"After the totem grog, nothing goes without saying
except the three ways out: t’Adelaide, upriver
and gone bush. The last is pure allure
like a bare thoughtfulness of trees on the Darling,
beating about the uplands, lightning underground."
(‘Living in a Dry Place’)
Many of Bamforth’s poems are split into regular stanzas, but he is rarely what one could call a metrical poet. He uses end-rhymes rarely and surprisingly, and varies the amount of stresses in a line to suit his rhetorical purposes even in some of his most metrically ‘regular’ pieces. Much of the music and energy of his verse comes from internal rhyme, assonance, and a wonderful feel for the thrusts and pauses of natural speech. His is a poetry to read aloud. But some things can only work on the page; Bamforth’s frequent enjambments, not least his interstanzaic enjambments, are expertly handled, the reader thrust down one gulley of thought then side-kicked into another:
"Nowadays the only flotillas
are parasols. Beside the halogen
cross of the Mormon Tabernacle
a dog creeps into the pen.
What litters the bright jetties
next morning is trade’s high-flown
rhetoric, straggly convocations
of irascible neighbours."
After Open Workings, Bamforth did not publish another collection of poems for nearly a decade. A Place in the World (2005) is at times no less oblique and difficult than its precedents, but also contains many moments of straightforward insight, brilliantly rendered:
"Some of them like double-agents cultivate
a sense for the nod
and hardly perceptible wink.
Some are amorists of the ice shelves,
adulterers of is and ought.
They climb to slaughter in their dreams.
Others admit it, but not in public.
They know how to cross the threshold
in any of several languages [...]"
(‘Life of the Civil Servants’)
Bamforth is interested in exploring the place of Scotland in the wider world and has a willingness to engage in socio-political observations without the need to sentimentalise or to find cheap resolutions. More than any of Bamforth’s other books, A Place in the World pulls the reader to the poet’s native Scotland. He is the epitome, surely, of a Scottish European, and the title of his fourth book relates to the poet’s nation of birth as much as it does to the poet himself. ‘A Nest of Boxes for the Opening of the Scottish Parliament’ is a case in point, a list poem that introduces us to "Pictish Made Easy" and "post offices doubling as grocers".
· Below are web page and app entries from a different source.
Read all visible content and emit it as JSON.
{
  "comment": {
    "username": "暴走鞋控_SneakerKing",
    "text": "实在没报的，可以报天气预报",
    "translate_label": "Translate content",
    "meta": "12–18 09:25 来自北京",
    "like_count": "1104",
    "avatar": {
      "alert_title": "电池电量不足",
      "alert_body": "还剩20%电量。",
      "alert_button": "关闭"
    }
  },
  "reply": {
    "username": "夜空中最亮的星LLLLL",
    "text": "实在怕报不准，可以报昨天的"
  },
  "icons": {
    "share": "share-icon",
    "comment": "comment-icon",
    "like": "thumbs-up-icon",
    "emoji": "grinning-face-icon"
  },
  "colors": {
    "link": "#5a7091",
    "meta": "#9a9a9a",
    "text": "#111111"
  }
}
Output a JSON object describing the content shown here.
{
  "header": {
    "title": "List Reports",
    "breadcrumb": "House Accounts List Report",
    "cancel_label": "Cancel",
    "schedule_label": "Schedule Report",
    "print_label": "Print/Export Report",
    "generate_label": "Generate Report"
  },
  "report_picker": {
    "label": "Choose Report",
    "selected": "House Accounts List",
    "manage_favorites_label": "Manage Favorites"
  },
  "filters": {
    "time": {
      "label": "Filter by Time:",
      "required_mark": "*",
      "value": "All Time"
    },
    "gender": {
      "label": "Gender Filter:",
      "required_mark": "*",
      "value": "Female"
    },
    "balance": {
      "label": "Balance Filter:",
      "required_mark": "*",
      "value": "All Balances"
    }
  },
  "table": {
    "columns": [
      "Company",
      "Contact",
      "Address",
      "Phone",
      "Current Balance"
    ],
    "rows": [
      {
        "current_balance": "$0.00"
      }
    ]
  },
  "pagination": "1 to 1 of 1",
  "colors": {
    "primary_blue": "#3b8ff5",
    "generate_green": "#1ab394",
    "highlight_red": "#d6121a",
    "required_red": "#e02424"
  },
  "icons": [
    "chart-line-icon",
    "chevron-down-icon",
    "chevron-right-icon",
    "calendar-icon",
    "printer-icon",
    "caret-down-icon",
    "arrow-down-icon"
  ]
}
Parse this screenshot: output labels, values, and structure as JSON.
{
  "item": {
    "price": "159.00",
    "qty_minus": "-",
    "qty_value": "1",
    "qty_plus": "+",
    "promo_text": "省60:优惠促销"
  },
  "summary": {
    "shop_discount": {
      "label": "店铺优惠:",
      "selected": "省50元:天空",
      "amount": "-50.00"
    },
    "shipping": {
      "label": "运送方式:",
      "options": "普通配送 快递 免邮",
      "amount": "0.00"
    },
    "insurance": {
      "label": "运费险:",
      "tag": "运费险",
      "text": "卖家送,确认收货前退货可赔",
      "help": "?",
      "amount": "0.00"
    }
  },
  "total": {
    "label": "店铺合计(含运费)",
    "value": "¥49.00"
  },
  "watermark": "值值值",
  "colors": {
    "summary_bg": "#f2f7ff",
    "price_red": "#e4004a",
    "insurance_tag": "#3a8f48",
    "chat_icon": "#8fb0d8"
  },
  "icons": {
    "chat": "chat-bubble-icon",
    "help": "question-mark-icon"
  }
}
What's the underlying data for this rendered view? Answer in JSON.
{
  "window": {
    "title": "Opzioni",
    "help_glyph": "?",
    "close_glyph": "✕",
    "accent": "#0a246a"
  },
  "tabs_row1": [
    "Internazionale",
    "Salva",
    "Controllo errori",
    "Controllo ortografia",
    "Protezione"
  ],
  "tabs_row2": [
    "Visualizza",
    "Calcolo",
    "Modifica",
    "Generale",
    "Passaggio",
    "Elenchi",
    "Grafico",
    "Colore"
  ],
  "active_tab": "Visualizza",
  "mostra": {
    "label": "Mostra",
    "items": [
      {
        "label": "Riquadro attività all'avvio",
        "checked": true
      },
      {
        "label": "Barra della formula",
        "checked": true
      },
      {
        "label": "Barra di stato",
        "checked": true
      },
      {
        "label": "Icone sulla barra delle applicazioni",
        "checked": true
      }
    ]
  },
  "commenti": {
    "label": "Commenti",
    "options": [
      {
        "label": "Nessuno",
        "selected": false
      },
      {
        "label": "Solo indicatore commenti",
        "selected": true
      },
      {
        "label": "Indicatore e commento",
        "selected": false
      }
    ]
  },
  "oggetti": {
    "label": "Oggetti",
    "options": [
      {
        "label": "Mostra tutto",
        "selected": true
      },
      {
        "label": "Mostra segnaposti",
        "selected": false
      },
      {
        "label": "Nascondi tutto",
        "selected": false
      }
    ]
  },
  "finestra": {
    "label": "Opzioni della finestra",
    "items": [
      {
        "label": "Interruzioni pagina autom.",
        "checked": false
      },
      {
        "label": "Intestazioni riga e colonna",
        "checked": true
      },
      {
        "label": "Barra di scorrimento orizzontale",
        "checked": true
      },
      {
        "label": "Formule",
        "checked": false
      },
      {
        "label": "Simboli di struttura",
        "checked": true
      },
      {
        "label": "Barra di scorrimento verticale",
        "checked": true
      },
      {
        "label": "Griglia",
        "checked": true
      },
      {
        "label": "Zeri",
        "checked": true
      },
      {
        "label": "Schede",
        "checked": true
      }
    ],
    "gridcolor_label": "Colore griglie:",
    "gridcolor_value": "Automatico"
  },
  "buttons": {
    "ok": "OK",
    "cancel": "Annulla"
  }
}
The Body in the Library: A Literary History of Modern Medicine (2003) brings together Bamforth’s love of literature (few poets can be so well-read as this one) and his professions as a doctor and a translator, for it is an anthology of medically-related poems, stories, passages, articles and other texts culled from disparate sources: Dickens, Nietzsche, Chekhov, Conan Doyle, G.K. Chesterton, Kafka, Orwell, Camus, Larkin, and many more besides. Each text is wittily and intelligently prefaced; Bamforth is a fine critic and columnist, and often contributes to a number of periodicals including PN Review, for which he writes a regular column, and the Times Literary Supplement.
The cover of his most recent book, a collection of ‘essays and arguments’ called The Good European (2006), depicts a segment of Berlin Wall, and in ‘Berlin Diary’ he records his time in that city shortly after the Wall fell (he was staying in a flat above a brothel at the time). The book is the product of 15 years of travel in Europe and a lifetime of inquisitiveness and erudition, and sheds considerable tangential light on the poems.
Rory Waterman, 2010